Teachers, parents and school authorities have been reacting with mixed feelings to the ban on corporal punishment throughout Sierra Leone which was announced by the Ministry of Basic and Senior Secondary Education. The SLTU President has even suggested that they will send the kids away since they can no longer beat them.

Speaking to Politico, the Principal of Dr. June Secondary School, Mohamed Abdulai Kemokai said he had always been against flogging and other severe punishments in his school and so to him the initiative was a welcome idea. However, he said “African children are very stubborn and difficult to handle”, and that if they were aware of the existence of such a law that protected them, they would no longer take things seriously including their school work.

Therefore, he said, the ministry should dialogue with school authorities to debate a suitable replacement corporal punishment “for the good of the children and the schools”.

The Principal of Ahmadiyya Muslim Primary School at Goderich, Adiatu M. Duada, said she feared such a law would have a negative effect on the relationship between pupils and teachers.

She said there would be a little or no fear left in the pupils for either the school authorities nor the school regulations which she said would eventually breed a bad set of pupils.

However, she said the ban had both negative and positive effects as corporal punishment might scare away some children from schools while some needed some iron hand to be put under control.

“I am on the fence,” she said, adding that corporal punishment should not be abolished totally; rather there should be a moderate punishment to be meted out to a child when they did something grave.

Mohamed Jabbie, a businessman and father of five said children should not be given heavy punishment. He emphasized severe flogging and certain punishments that might affect the child such as the lifting of chairs and desks, kneeling in the sun, etc should not be encouraged in school.

He said the Ministry of Education should put mechanisms in place for teachers to be trained well; stating that if corporal punishment was to be replaced with something else, then it should be clearly communicated and well taught out so teachers would know what was involved.

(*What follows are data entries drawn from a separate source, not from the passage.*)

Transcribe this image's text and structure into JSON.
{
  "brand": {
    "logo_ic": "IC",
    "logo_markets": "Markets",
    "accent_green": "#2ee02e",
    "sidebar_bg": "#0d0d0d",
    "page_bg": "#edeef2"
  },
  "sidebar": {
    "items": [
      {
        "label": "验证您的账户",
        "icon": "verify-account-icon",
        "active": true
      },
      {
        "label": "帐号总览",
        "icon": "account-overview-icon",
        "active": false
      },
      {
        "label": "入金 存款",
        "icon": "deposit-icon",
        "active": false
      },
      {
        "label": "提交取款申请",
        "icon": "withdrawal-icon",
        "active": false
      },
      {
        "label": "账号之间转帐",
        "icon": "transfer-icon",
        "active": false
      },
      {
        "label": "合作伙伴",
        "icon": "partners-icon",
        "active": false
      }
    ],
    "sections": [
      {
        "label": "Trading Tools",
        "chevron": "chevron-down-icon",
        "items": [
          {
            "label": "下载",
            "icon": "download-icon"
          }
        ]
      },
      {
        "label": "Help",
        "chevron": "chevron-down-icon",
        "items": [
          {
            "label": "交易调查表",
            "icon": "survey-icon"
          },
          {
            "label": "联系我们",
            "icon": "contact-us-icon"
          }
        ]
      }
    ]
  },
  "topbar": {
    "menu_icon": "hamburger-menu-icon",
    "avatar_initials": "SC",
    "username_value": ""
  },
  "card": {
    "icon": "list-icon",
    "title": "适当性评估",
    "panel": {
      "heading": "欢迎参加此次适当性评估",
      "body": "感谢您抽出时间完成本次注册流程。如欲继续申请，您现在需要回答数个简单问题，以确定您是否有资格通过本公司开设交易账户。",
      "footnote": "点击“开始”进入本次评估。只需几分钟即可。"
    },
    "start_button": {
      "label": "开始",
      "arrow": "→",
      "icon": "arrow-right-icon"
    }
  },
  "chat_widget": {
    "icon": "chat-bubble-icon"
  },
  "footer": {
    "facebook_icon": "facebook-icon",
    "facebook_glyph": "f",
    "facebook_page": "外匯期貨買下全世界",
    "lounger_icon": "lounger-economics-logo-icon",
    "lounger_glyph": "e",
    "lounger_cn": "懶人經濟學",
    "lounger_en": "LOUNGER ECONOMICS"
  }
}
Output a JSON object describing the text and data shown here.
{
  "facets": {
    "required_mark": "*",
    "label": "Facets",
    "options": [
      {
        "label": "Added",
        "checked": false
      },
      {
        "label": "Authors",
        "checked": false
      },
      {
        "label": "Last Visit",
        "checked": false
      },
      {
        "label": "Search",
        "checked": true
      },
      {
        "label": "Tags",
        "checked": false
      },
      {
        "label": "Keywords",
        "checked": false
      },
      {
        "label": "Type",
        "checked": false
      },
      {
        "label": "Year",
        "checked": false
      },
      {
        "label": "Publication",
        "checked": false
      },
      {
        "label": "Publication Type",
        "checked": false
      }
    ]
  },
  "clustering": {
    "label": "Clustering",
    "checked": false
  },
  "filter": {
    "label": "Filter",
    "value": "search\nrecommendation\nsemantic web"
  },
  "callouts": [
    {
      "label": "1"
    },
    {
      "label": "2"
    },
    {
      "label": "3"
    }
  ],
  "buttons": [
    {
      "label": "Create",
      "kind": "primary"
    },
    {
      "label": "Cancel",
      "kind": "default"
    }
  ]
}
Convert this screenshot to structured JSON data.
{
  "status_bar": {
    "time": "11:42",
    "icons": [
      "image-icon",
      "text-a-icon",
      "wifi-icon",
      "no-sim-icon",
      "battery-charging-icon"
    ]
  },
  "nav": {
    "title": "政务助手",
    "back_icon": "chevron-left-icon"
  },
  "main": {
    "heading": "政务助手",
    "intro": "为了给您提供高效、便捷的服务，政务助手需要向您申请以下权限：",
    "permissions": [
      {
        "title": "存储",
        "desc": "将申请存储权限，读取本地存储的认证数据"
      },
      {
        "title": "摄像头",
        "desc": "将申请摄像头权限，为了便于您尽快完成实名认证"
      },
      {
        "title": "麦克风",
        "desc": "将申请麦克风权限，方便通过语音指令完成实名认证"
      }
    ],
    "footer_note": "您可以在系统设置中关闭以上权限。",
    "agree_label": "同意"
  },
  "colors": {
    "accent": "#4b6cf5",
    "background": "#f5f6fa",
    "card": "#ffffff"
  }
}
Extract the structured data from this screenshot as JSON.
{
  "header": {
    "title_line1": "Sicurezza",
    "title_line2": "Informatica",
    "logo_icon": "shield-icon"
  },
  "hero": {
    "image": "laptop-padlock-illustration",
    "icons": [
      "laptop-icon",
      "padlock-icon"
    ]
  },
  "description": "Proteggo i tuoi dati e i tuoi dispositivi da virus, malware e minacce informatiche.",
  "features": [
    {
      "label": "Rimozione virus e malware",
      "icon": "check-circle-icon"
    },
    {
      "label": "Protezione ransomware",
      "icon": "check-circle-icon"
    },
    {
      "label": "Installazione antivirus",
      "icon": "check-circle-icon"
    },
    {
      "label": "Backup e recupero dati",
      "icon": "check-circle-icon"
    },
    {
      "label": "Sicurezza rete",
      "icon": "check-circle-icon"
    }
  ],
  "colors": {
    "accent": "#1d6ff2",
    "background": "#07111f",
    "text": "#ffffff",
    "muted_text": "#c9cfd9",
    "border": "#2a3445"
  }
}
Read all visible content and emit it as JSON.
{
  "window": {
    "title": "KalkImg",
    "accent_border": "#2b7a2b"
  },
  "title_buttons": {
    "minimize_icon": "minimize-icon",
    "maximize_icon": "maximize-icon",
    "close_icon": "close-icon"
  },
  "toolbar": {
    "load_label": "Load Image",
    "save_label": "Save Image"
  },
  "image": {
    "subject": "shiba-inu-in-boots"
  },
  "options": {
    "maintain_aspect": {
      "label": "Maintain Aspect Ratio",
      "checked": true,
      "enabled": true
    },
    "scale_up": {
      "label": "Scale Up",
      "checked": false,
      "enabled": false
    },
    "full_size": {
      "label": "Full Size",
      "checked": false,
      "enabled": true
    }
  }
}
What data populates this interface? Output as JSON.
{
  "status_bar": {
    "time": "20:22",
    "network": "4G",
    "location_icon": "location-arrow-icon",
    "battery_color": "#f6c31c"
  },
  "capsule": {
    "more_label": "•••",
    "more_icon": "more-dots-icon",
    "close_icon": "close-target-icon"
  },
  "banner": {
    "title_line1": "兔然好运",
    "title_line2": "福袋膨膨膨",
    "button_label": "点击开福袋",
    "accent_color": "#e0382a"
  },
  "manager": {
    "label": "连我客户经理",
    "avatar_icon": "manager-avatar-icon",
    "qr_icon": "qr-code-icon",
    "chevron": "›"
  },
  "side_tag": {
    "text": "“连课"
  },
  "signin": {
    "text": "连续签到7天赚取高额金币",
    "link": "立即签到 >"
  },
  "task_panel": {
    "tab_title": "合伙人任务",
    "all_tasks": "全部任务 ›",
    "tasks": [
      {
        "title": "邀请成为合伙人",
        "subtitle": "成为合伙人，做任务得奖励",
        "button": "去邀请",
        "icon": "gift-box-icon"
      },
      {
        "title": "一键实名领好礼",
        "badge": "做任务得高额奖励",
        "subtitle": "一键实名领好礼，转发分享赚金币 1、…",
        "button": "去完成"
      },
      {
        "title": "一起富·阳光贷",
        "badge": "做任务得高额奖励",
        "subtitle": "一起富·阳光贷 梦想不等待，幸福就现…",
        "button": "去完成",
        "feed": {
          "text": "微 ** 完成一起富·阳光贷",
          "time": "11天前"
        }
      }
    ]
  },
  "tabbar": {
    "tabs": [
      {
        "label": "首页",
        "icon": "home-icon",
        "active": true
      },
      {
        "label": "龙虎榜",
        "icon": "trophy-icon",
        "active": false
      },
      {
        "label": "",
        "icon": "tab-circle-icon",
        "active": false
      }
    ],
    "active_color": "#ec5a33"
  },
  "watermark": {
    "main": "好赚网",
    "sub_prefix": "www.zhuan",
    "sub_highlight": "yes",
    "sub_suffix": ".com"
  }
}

On his part, the President of the Sierra Leone Teachers Union who doubles as the Principal of the Muslim Congress Senior Secondary School, Mohamed Salieu Bangura embraced the idea stating that “this is the trend in different countries and we should follow suit. I believe a child can be sober without beating him or her.

However, he called on parents to train their children well, saying that most parents cannot discipline their children and mostly rely on the school to discipline them.